* Entries supplied *
== Segment start ==
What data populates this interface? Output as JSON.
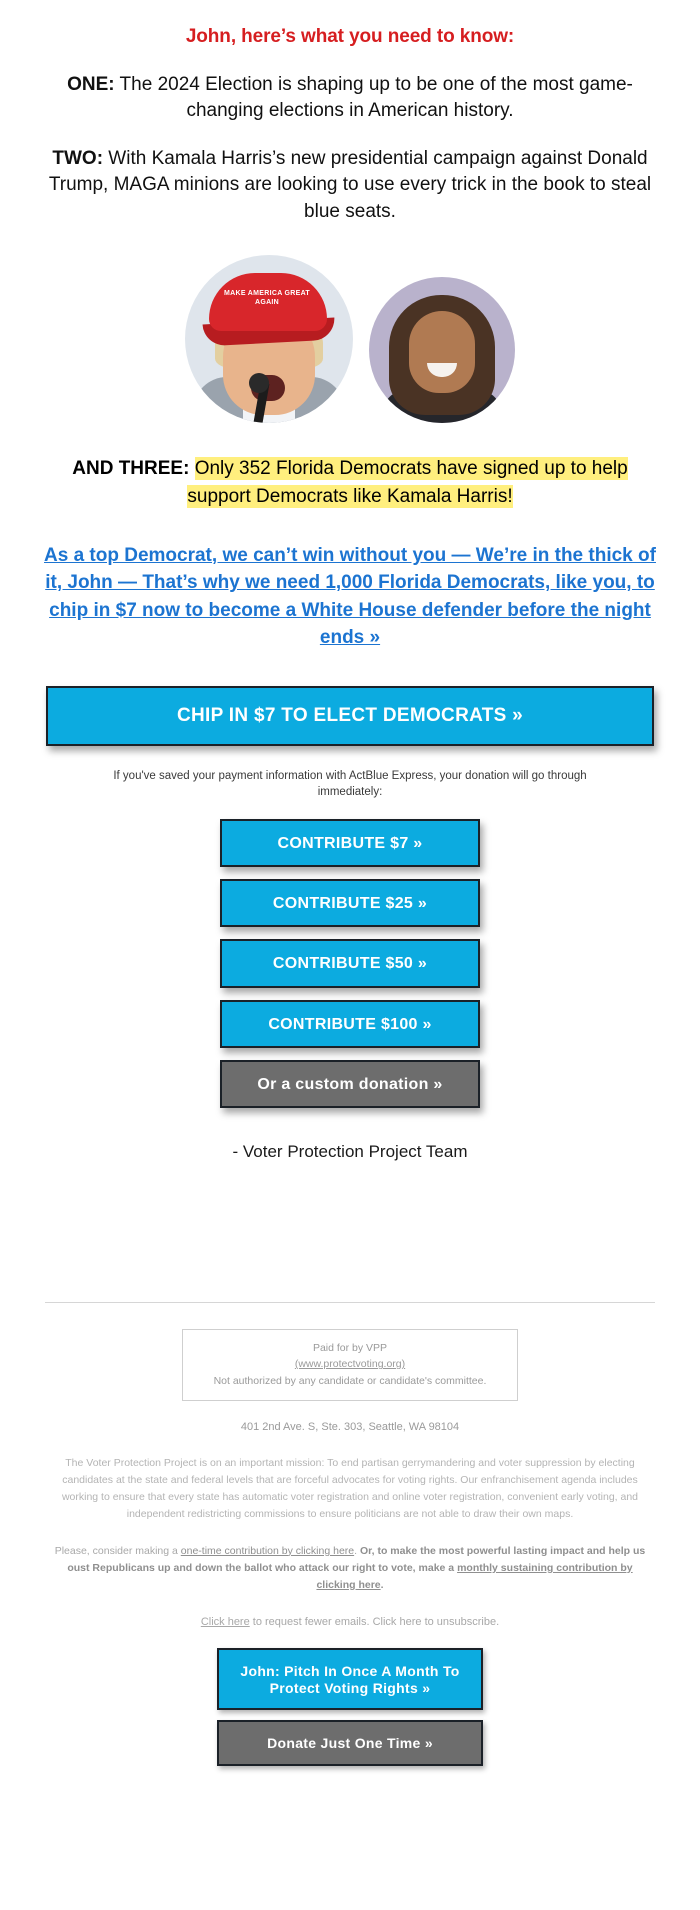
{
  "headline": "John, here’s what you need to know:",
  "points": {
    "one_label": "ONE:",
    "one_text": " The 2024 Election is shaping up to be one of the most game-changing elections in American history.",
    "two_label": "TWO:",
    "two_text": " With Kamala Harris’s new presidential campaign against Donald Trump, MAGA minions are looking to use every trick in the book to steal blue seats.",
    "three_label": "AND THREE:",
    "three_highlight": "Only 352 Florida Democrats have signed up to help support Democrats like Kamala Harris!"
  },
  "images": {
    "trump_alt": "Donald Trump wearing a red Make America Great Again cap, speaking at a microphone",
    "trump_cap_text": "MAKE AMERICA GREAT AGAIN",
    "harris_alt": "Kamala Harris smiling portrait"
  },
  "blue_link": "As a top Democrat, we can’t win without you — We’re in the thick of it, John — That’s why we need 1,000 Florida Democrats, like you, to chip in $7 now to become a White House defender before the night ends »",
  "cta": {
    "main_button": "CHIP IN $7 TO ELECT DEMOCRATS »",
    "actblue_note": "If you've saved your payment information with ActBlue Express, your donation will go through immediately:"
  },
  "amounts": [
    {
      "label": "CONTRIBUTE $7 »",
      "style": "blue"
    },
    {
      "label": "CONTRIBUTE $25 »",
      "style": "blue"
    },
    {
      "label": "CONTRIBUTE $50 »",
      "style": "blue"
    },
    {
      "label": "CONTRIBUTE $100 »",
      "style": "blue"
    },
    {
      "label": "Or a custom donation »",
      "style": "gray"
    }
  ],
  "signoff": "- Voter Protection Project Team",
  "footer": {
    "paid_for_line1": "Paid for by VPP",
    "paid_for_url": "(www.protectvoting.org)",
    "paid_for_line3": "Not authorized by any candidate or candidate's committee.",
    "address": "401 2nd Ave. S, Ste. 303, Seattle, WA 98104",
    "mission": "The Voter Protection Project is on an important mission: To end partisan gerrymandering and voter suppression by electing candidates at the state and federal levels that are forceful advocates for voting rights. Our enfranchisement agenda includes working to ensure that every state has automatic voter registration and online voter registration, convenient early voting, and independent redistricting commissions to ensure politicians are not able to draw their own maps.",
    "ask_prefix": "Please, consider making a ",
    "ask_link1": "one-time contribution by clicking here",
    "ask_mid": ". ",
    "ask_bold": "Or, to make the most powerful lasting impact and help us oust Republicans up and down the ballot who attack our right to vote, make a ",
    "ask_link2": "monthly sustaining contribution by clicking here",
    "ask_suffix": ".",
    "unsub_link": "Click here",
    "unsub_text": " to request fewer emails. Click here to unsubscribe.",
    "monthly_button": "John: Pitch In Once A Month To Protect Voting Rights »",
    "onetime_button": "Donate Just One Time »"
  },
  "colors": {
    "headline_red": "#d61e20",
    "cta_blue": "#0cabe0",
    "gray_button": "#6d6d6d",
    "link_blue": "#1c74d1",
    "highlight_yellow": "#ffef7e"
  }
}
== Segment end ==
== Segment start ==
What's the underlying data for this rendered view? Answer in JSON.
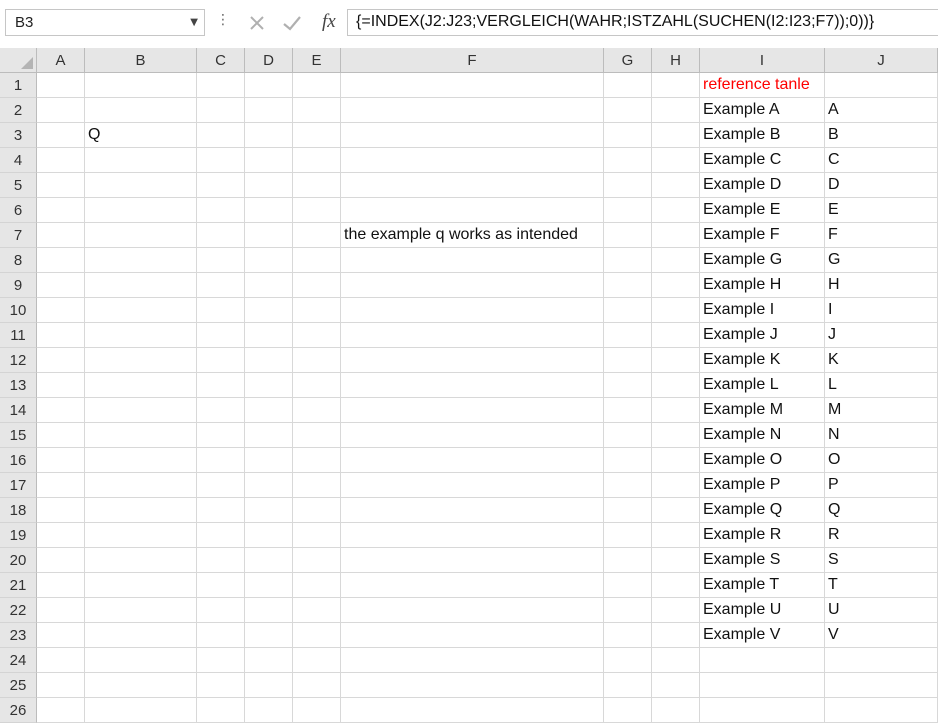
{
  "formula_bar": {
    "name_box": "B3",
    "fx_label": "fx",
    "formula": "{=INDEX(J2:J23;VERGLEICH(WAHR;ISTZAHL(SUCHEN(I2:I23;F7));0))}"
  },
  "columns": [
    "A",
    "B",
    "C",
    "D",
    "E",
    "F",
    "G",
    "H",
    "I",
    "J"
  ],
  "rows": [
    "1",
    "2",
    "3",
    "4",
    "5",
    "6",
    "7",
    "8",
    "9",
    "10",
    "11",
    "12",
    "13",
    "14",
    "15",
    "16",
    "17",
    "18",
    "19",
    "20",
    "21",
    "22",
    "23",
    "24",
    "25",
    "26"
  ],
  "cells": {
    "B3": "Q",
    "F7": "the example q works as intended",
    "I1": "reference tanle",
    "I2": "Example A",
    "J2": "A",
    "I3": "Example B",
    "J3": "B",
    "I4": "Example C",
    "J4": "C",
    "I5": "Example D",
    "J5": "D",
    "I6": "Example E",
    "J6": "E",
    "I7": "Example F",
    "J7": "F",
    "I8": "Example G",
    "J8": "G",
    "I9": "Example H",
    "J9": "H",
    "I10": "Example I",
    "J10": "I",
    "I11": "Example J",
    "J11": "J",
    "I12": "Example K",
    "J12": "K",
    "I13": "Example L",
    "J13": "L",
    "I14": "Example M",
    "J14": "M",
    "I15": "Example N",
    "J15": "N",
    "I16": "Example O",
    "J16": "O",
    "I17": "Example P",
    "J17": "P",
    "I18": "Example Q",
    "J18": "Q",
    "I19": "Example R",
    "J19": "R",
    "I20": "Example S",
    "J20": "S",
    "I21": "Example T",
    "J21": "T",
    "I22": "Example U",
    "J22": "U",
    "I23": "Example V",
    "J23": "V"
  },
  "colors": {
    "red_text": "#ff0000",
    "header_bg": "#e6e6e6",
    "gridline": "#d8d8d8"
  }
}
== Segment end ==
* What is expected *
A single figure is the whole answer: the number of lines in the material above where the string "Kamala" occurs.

* Exercise response *
3